Since 2008, the NHL has been moving outdoors for an afternoon every January to play the Winter Classic. There’s been plenty of winter and plenty of classic.
The five games have been decided by just seven goals, hitting some major venues: Ralph Wilson Stadium, Wrigley Field, Fenway Park, Heinz Field and Citizens Bank Park.
But the magnitude of those events was upstaged by the Michigan and Michigan State hockey teams going at it in their backyard last December. That backyard held 110,000-plus fans who filled Michigan Stadium to the brim.
The Wolverines trounced the Spartans, 5-0, in the Big Chill at the Big House.
Carl Hagelin, the Sodertalje, Sweden product, was one of the heroes that day, scoring a pair of goals. He said it was a game and an environment that he’ll never forget.
“I think we all get goosebumps,” Hagelin said after the Big Chill. “The whole crowd was going crazy. Everyone on the team — everyone just felt great being a part of history, so that’s something we can take with us. We just loved being out there today.”
A year later, he got to relive the experience. But it wasn’t the same.
When Hagelin stepped onto the ice for the Big Chill, he was in a bowl surrounded by 113,411 rabid fans. When Hagelin, now a member of the New York Rangers, entered Citizens Bank Park in Philadelphia for the 2012 Winter Classic, he was greeted by 46,967 fans.
In five years, the Winter Classic has averaged 53,045 people in attendance.
The numbers don’t match up.
But now the NHL is putting together a proposal that makes sense. It’s unorthodox, but it’s proven. It’s professional, but it’s college. It’s the Winter Classic, but it’s the Big Chill.
It’s the Winter Classic at the Big House.
The event is anything but official, but Michigan Athletic Director Dave Brandon announced that the NHL had approached him about using Michigan Stadium for the next Winter Classic on Jan. 1, 2013.
(If you’re concerned, trust in TiVo, because it seems that the Rose Bowl would be played the same day.)
“We have been approached by the NHL about utilizing our facility for the 2013 Winter Classic,” Brandon said in a statement released this week. “There are a lot of complex circumstances that need to be ironed out before anything moves forward.
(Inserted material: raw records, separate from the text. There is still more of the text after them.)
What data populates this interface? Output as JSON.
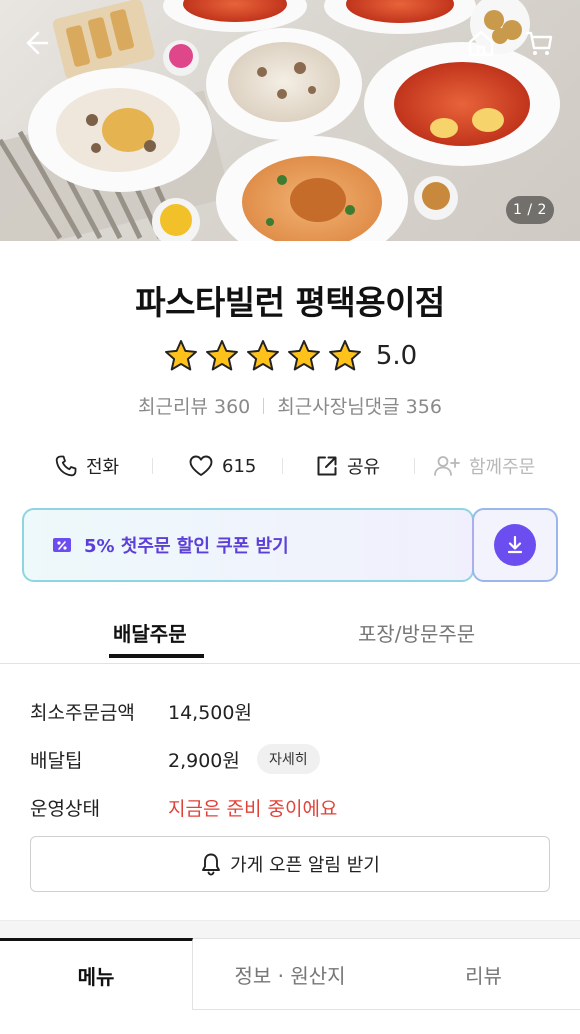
{
  "header": {
    "back_icon": "arrow-left-icon",
    "home_icon": "home-icon",
    "cart_icon": "cart-icon",
    "image_pager": "1 / 2"
  },
  "store": {
    "name": "파스타빌런 평택용이점",
    "rating": "5.0",
    "stars": 5,
    "recent_reviews": "최근리뷰 360",
    "owner_replies": "최근사장님댓글 356"
  },
  "actions": {
    "call_label": "전화",
    "like_count": "615",
    "share_label": "공유",
    "group_order_label": "함께주문"
  },
  "coupon": {
    "label": "5% 첫주문 할인 쿠폰 받기",
    "accent_color": "#6c4ef0"
  },
  "order_tabs": [
    {
      "label": "배달주문",
      "active": true
    },
    {
      "label": "포장/방문주문",
      "active": false
    }
  ],
  "info": {
    "min_order_label": "최소주문금액",
    "min_order_value": "14,500원",
    "delivery_tip_label": "배달팁",
    "delivery_tip_value": "2,900원",
    "detail_label": "자세히",
    "status_label": "운영상태",
    "status_value": "지금은 준비 중이에요",
    "status_color": "#e0433a"
  },
  "notify_button_label": "가게 오픈 알림 받기",
  "bottom_tabs": [
    {
      "label": "메뉴",
      "active": true
    },
    {
      "label": "정보 · 원산지",
      "active": false
    },
    {
      "label": "리뷰",
      "active": false
    }
  ]
}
We will have more to say if/when something materializes.”
The match-up would likely be the Detroit Red Wings and Toronto Maple Leafs — two Original Six rivals. The Red Wings have been in one previous Winter Classic, drawing 4.4 million television viewers in 2009.
But that edition of the Winter Classic, hosted at Wrigley Field against the Chicago Blackhawks, held a capacity crowd of just 40,818. This would up the ante.
The hitch — because there always must be one — is rather mighty.
The Red Wings are owned by mighty Mike Ilitch, who also owns Little Caesar’s Pizza, Detroit Tigers and Comerica Park. If the Winter Classic were to be housed at an outside venue, the profits from ticket sales, merchandise, television rights, vending and the like would be split three ways instead of two.
If Illitch and the NHL struck a deal to play the 2013 Winter Classic at Comerica Park — one of the venues being considered — it would be easy money, but the official capacity is 41,255. The Big House would more than double the attendance, providing a stadium that could seat both the Detroiters and the Canadians coming across the bridge.
Most importantly, it’s been proven that hockey can pack Michigan Stadium. And that was college hockey.
This would be the Big Chill, but it would be bigger. It would be different. It would be classic.
This Sunday, Michigan and Ohio State will battle at the Frozen Diamond Faceoff at Progressive Field in Cleveland. The capacity is 43,441.
The Big House looks over and smiles.
You musn’t be afraid to dream a little bigger, darling.
— Nesbitt just quoted Inception. It happened. He can be reached at email@example.com or on Twitter: @stephenjnesbitt.